Ok, finally onto the album and their sound. Vocalist Chris has a wonderful geeky voice, sounding something like Doug from Built to Spill and Travis from Dismemberment Plan. The band's music also draws from these two influences ‚?? from the well crafted and inventive indie rock of both bands, to that dancey-power funk that D-Plan is known for. None of the songs on Penturbia have this disco beat that I have seen in their live show (those must be older material), but there are dancey numbers nonetheless, like "Migraine," reminiscent of Modest Mouse (think "Lounge" off "Lonesome Crowded West"). The occasional use of keyboard, pulled off live by Chris putting down his guitar, can be compared to the keys on Jets to Brazil's "Four Cornered Night."
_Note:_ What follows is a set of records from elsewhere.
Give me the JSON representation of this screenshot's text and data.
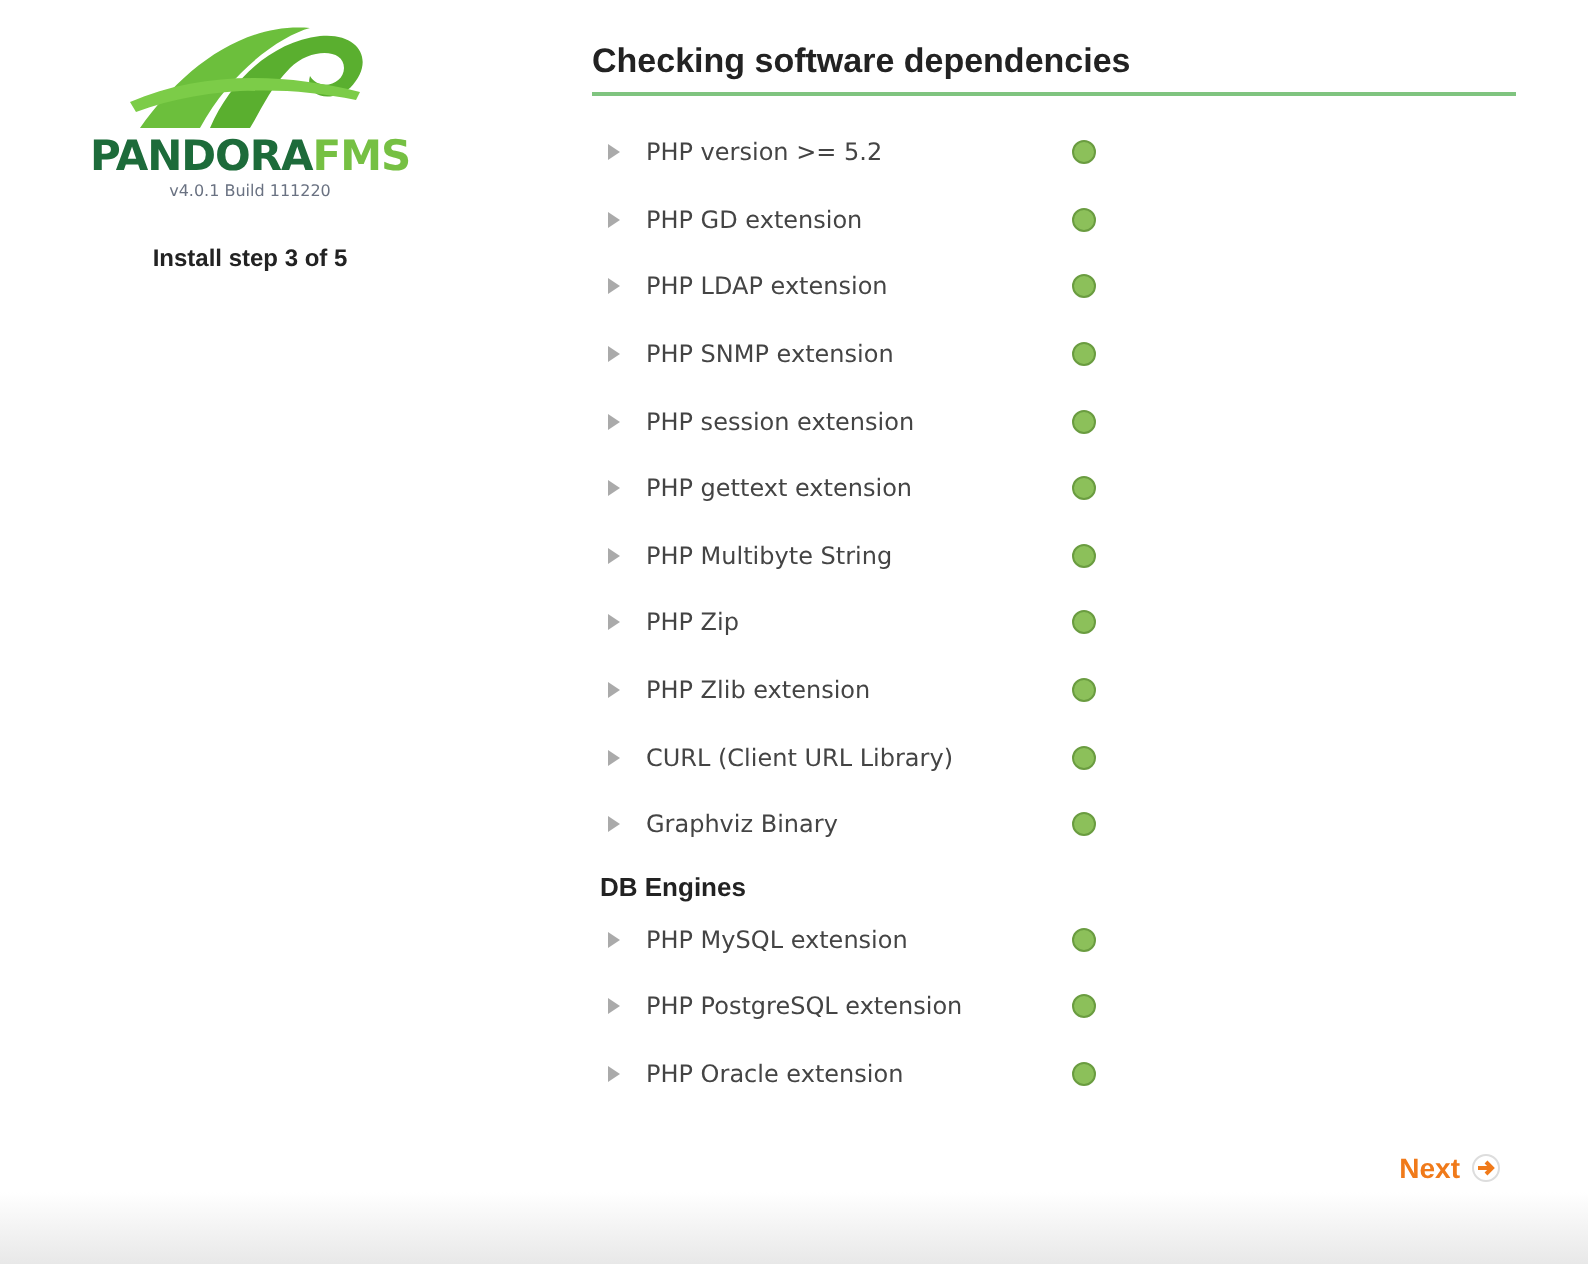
{
  "logo": {
    "name_part_1": "PANDORA",
    "name_part_2": "FMS",
    "version": "v4.0.1 Build 111220"
  },
  "install_step": "Install step 3 of 5",
  "title": "Checking software dependencies",
  "sections": [
    {
      "checks": [
        {
          "label": "PHP version >= 5.2",
          "passed": true
        },
        {
          "label": "PHP GD extension",
          "passed": true
        },
        {
          "label": "PHP LDAP extension",
          "passed": true
        },
        {
          "label": "PHP SNMP extension",
          "passed": true
        },
        {
          "label": "PHP session extension",
          "passed": true
        },
        {
          "label": "PHP gettext extension",
          "passed": true
        },
        {
          "label": "PHP Multibyte String",
          "passed": true
        },
        {
          "label": "PHP Zip",
          "passed": true
        },
        {
          "label": "PHP Zlib extension",
          "passed": true
        },
        {
          "label": "CURL (Client URL Library)",
          "passed": true
        },
        {
          "label": "Graphviz Binary",
          "passed": true
        }
      ]
    },
    {
      "heading": "DB Engines",
      "checks": [
        {
          "label": "PHP MySQL extension",
          "passed": true
        },
        {
          "label": "PHP PostgreSQL extension",
          "passed": true
        },
        {
          "label": "PHP Oracle extension",
          "passed": true
        }
      ]
    }
  ],
  "next_button": "Next"
}
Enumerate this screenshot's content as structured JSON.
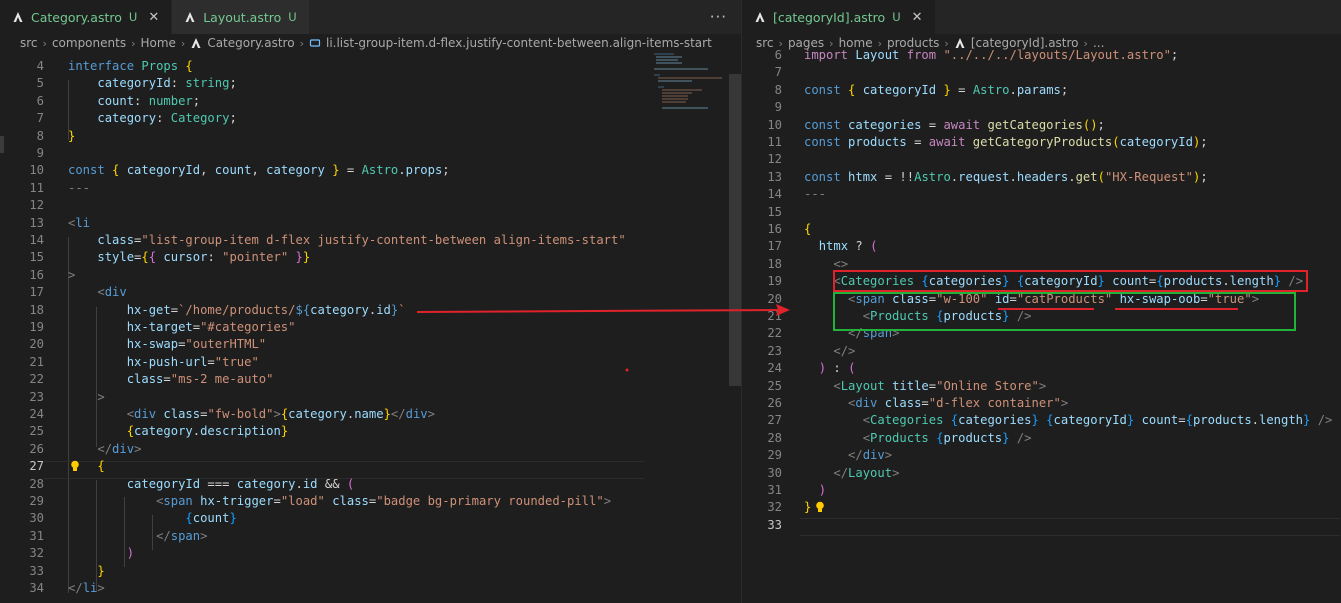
{
  "left": {
    "tabs": [
      {
        "label": "Category.astro",
        "status": "U",
        "active": true
      },
      {
        "label": "Layout.astro",
        "status": "U",
        "active": false
      }
    ],
    "more_actions": "···",
    "breadcrumb": [
      "src",
      "components",
      "Home",
      "Category.astro",
      "li.list-group-item.d-flex.justify-content-between.align-items-start"
    ],
    "current_line": "27"
  },
  "right": {
    "tabs": [
      {
        "label": "[categoryId].astro",
        "status": "U",
        "active": true
      }
    ],
    "breadcrumb": [
      "src",
      "pages",
      "home",
      "products",
      "[categoryId].astro",
      "..."
    ]
  },
  "icons": [
    "astro-icon",
    "close-icon",
    "more-actions-icon",
    "chevron-right-icon",
    "element-icon",
    "lightbulb-icon"
  ],
  "colors": {
    "annotation_red": "#e0222a",
    "annotation_green": "#21b33a",
    "keyword": "#569cd6",
    "string": "#ce9178",
    "variable": "#9cdcfe",
    "type": "#4ec9b0"
  }
}
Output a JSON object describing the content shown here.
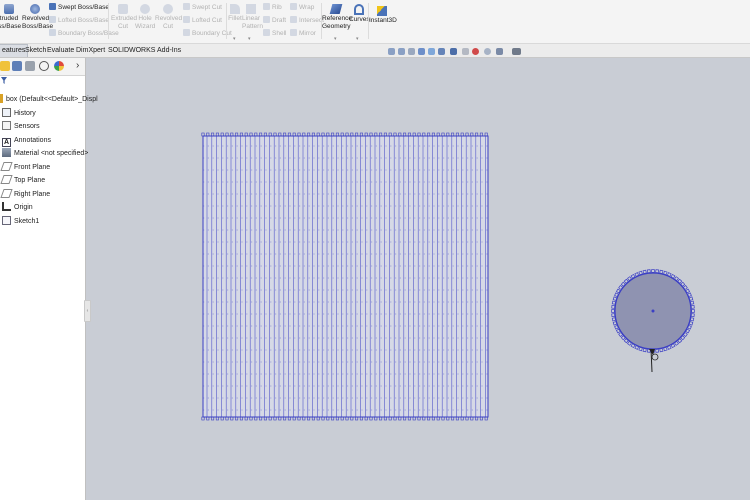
{
  "ribbon": {
    "extruded_boss": "truded\nss/Base",
    "revolved_boss": "Revolved\nBoss/Base",
    "swept_boss": "Swept Boss/Base",
    "lofted_boss": "Lofted Boss/Base",
    "boundary_boss": "Boundary Boss/Base",
    "extruded_cut": "Extruded\nCut",
    "hole_wizard": "Hole\nWizard",
    "revolved_cut": "Revolved\nCut",
    "swept_cut": "Swept Cut",
    "lofted_cut": "Lofted Cut",
    "boundary_cut": "Boundary Cut",
    "fillet": "Fillet",
    "linear_pattern": "Linear\nPattern",
    "rib": "Rib",
    "draft": "Draft",
    "shell": "Shell",
    "wrap": "Wrap",
    "intersect": "Intersect",
    "mirror": "Mirror",
    "reference_geometry": "Reference\nGeometry",
    "curves": "Curves",
    "instant3d": "Instant3D"
  },
  "tabs": [
    {
      "label": "eatures",
      "active": true
    },
    {
      "label": "Sketch",
      "active": false
    },
    {
      "label": "Evaluate",
      "active": false
    },
    {
      "label": "DimXpert",
      "active": false
    },
    {
      "label": "SOLIDWORKS Add-Ins",
      "active": false
    }
  ],
  "tree": {
    "root": "box  (Default<<Default>_Displ",
    "items": [
      {
        "label": "History",
        "icon": "history-icon"
      },
      {
        "label": "Sensors",
        "icon": "sensors-icon"
      },
      {
        "label": "Annotations",
        "icon": "annotations-icon"
      },
      {
        "label": "Material <not specified>",
        "icon": "material-icon"
      },
      {
        "label": "Front Plane",
        "icon": "plane-icon"
      },
      {
        "label": "Top Plane",
        "icon": "plane-icon"
      },
      {
        "label": "Right Plane",
        "icon": "plane-icon"
      },
      {
        "label": "Origin",
        "icon": "origin-icon"
      },
      {
        "label": "Sketch1",
        "icon": "sketch-icon"
      }
    ]
  },
  "colors": {
    "accent": "#3b3fc4",
    "viewport_bg": "#c9cdd5",
    "circle_fill": "#8f93b1"
  }
}
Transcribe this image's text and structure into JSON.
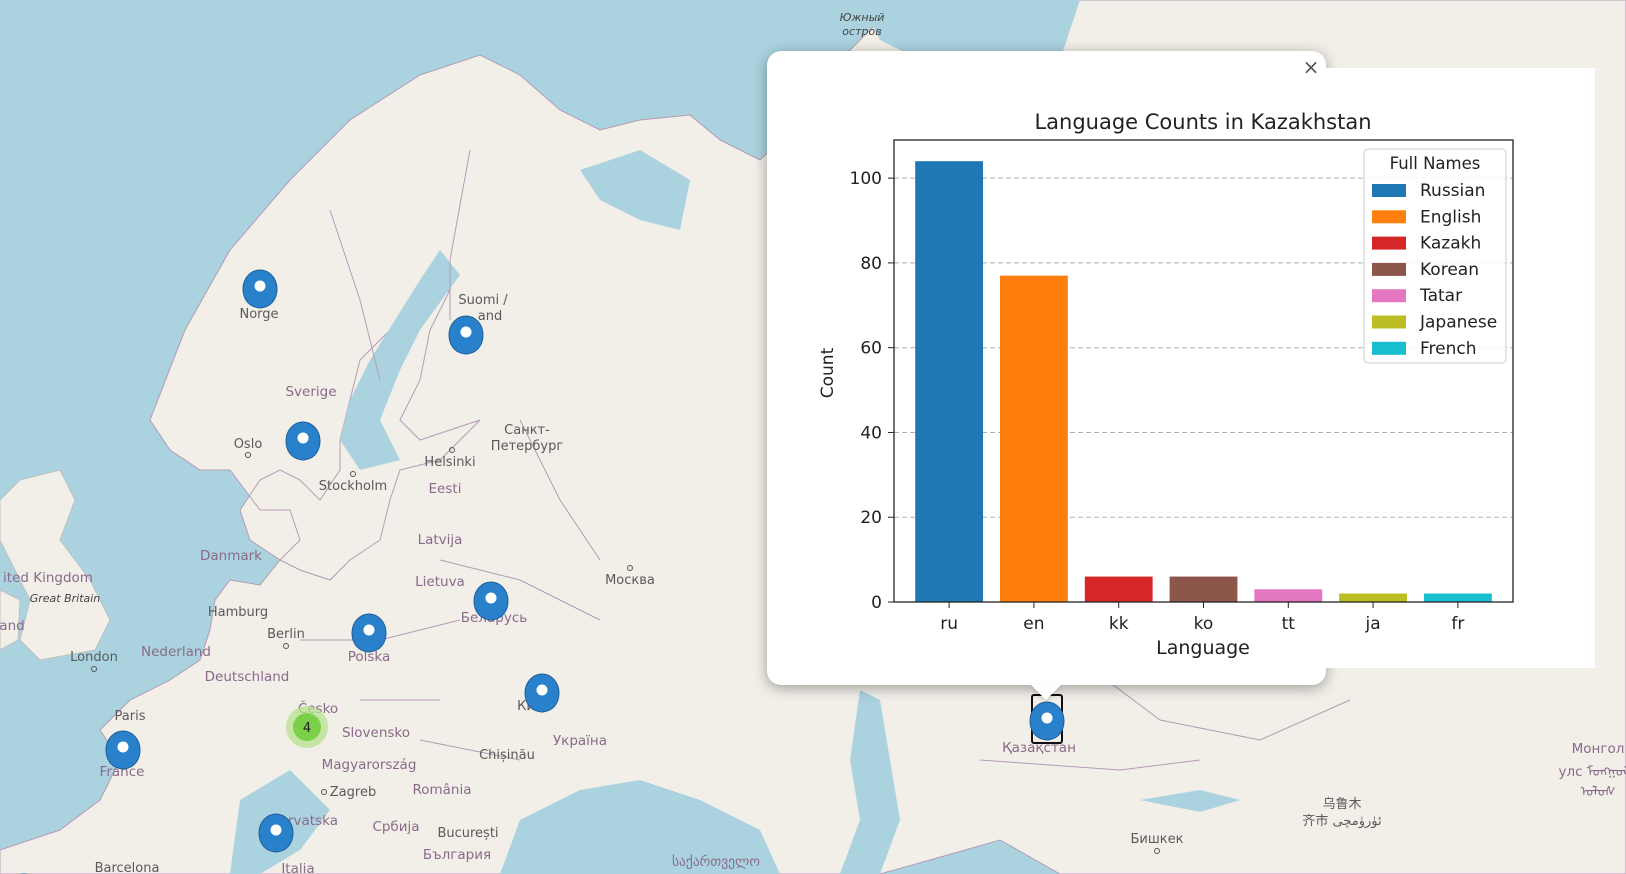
{
  "map": {
    "labels": {
      "yuzhny_ostrov_1": "Южный",
      "yuzhny_ostrov_2": "остров",
      "norge": "Norge",
      "suomi": "Suomi /",
      "finland_tail": "and",
      "sverige": "Sverige",
      "oslo": "Oslo",
      "stockholm": "Stockholm",
      "helsinki": "Helsinki",
      "spb_1": "Санкт-",
      "spb_2": "Петербург",
      "eesti": "Eesti",
      "latvija": "Latvija",
      "danmark": "Danmark",
      "lietuva": "Lietuva",
      "moskva": "Москва",
      "united_kingdom": "ited Kingdom",
      "great_britain": "Great Britain",
      "hamburg": "Hamburg",
      "berlin": "Berlin",
      "belarus": "Беларусь",
      "ireland_tail": "and",
      "london": "London",
      "nederland": "Nederland",
      "polska": "Polska",
      "deutschland": "Deutschland",
      "kyiv": "Ки",
      "paris": "Paris",
      "cesko": "Česko",
      "slovensko": "Slovensko",
      "ukraina": "Україна",
      "france": "France",
      "magyarorszag": "Magyarország",
      "chisinau": "Chișinău",
      "zagreb": "Zagreb",
      "romania": "România",
      "hrvatska": "rvatska",
      "srbija": "Србија",
      "bucuresti": "București",
      "bulgaria": "България",
      "barcelona": "Barcelona",
      "italia": "Italia",
      "georgia": "საქართველო",
      "kazakhstan": "Қазақстан",
      "urumqi_1": "乌鲁木",
      "urumqi_2": "齐市 ئۈرۈمچى",
      "bishkek": "Бишкек",
      "mongolia_1": "Монгол",
      "mongolia_2": "улс ᠮᠣᠩᠭᠣᠯ",
      "mongolia_3": "ᠤᠯᠤᠰ"
    },
    "cluster": {
      "count": "4"
    },
    "colors": {
      "water": "#aad3df",
      "land": "#f2efe9",
      "marker": "#2a81cb",
      "cluster_outer": "#b5e28c",
      "cluster_inner": "#6ecc39",
      "border": "#b59bb5"
    }
  },
  "popup": {
    "close_glyph": "×"
  },
  "chart_data": {
    "type": "bar",
    "title": "Language Counts in Kazakhstan",
    "xlabel": "Language",
    "ylabel": "Count",
    "categories": [
      "ru",
      "en",
      "kk",
      "ko",
      "tt",
      "ja",
      "fr"
    ],
    "values": [
      104,
      77,
      6,
      6,
      3,
      2,
      2
    ],
    "colors": [
      "#1f77b4",
      "#ff7f0e",
      "#d62728",
      "#8c564b",
      "#e377c2",
      "#bcbd22",
      "#17becf"
    ],
    "ylim": [
      0,
      109
    ],
    "yticks": [
      0,
      20,
      40,
      60,
      80,
      100
    ],
    "grid": "y-dashed",
    "legend": {
      "title": "Full Names",
      "position": "top-right",
      "entries": [
        "Russian",
        "English",
        "Kazakh",
        "Korean",
        "Tatar",
        "Japanese",
        "French"
      ]
    }
  }
}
The lyrics are great, and comparisons can be drawn to all four bands mentioned previously (all great lyricists), and are also comparable to Ben Folds. Like him, they have a way of keeping songs insightful without being overly metaphorical or impersonal, and are even chuckle-inducing, like Folds. In one of my favorites off the album, "Canoe," Chris sings about paddling along and seeing the popular girl that he cannot attain waterskiing by, enjoying what he does have: his canoe. Believe me, it's a lot less cheesy than it sounds. I love the lines "So I paddled on and I felt like a geek / those guys she liked had muscles and I was fairly weak / that's okay, though, I love my canoe / even though I cannot love you."

Another favorite is "Nancy" a happy-sounding bouncing song with a great melody, about a seemingly-perfect family hiding their hardships. This is showcasing one of the band's best attributes ‚?? they can make a point without depressing. Their live show and their music are incredibly fun, even while tackling tricky subjects; they are optimistic about it all. Yet they are not MTV happy-pappy-punk, they maintain the indie edge and originality. The guitars are not heavily distorted, the remain angular and at times intricate, the bass parts are some of the most creative I've heard (again reminding me of D-Plan) and the drumming is hard-hitting and energetic, but not overdone, always matching the mood.

The only problem I have with the album is the abundance of slow tracks towards the end. This problem may be alleviated as the songs grow on me, for those tracks remind me again of a more melodic Modest Mouse, especially "The Moon and Antarctica," and that album grew on me with patience.

Ok, ok, I'm rambling. I'll stop now‚?¶oh wait, the album sounds great for a small indie label release- ok that's it, for real. Take these ramblings as a sign that this band has affected me, and I insist that you go seem them live and buy this album.